Octave mentions his recent upgrade to Solaris Express Build 66, and goes on to discuss Sun’s recent product announcements such as the new Sun Blade 6000 platform and Sun Studio 12. The blogger says, “The new IDE is awesome and the installation is painless […] the open sourcing of Solaris Cluster is a huge win for everyone.”

10. Data Centers Design and Management Need Updated – Blade Watch, 7/1
Discussing an article on energy efficiency in the data center, Martin mentions the efficiency of the Sun T1000.

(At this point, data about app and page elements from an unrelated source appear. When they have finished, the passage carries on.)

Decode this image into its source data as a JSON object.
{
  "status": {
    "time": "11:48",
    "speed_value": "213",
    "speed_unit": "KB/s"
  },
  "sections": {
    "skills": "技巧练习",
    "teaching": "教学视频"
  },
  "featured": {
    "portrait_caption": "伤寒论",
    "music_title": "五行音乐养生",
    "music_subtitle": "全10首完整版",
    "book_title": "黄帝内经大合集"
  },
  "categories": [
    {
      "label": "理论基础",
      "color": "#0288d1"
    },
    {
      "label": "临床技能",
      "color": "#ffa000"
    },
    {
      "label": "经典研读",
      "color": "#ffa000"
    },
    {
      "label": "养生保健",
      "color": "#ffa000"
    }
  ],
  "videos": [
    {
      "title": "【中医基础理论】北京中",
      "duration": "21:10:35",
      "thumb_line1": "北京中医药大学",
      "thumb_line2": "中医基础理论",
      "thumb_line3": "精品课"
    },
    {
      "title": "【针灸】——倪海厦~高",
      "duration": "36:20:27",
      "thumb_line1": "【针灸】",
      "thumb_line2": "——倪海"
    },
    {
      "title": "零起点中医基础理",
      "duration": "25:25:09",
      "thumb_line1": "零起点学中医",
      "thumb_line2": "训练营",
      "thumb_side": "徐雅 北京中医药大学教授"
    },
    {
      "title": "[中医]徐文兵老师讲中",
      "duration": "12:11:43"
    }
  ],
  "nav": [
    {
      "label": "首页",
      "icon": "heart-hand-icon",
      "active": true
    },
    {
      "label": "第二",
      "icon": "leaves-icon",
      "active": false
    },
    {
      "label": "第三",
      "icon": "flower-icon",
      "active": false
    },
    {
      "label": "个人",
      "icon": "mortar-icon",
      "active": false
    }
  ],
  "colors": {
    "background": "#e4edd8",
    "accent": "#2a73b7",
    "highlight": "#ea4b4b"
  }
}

IDE Shootout

July 12, 2007

Java User Group in Cologne, Germany recently organized a “shootout” between NetBeans, Eclipse, Oracle and JetBrains. Check out what happened in this post Download NetBeans IDE

Sun Weblog Publisher gets a positive review

July 10, 2007
In a very positive review, Bob Boeri of Content Curmudgeon evaluates the Sun Weblog Publisher, an add-on blog publishing product that works with StarOffice or OpenOffice.org.

Bob starts off his entry writing, “Sun Web Logging! I just received a Blog publishing plug-in to Star Office Writer called Sun Weblog Publisher. I am publishing this blog entry using the Weblog Publishing tool. I just installed it and already I’m in love with this.

In particular, he notes the benefit of using a word processor interface that people are already accustomed to, the ability to create a blog offline as well as managing different blogs on the same blog server, and having automatic log ons for multiple usernames and passwords. Bob summarizes his experience at the end by touting the power of the blog tool and its “terrific” price.

Overall, a pretty positive experience for the reviewer…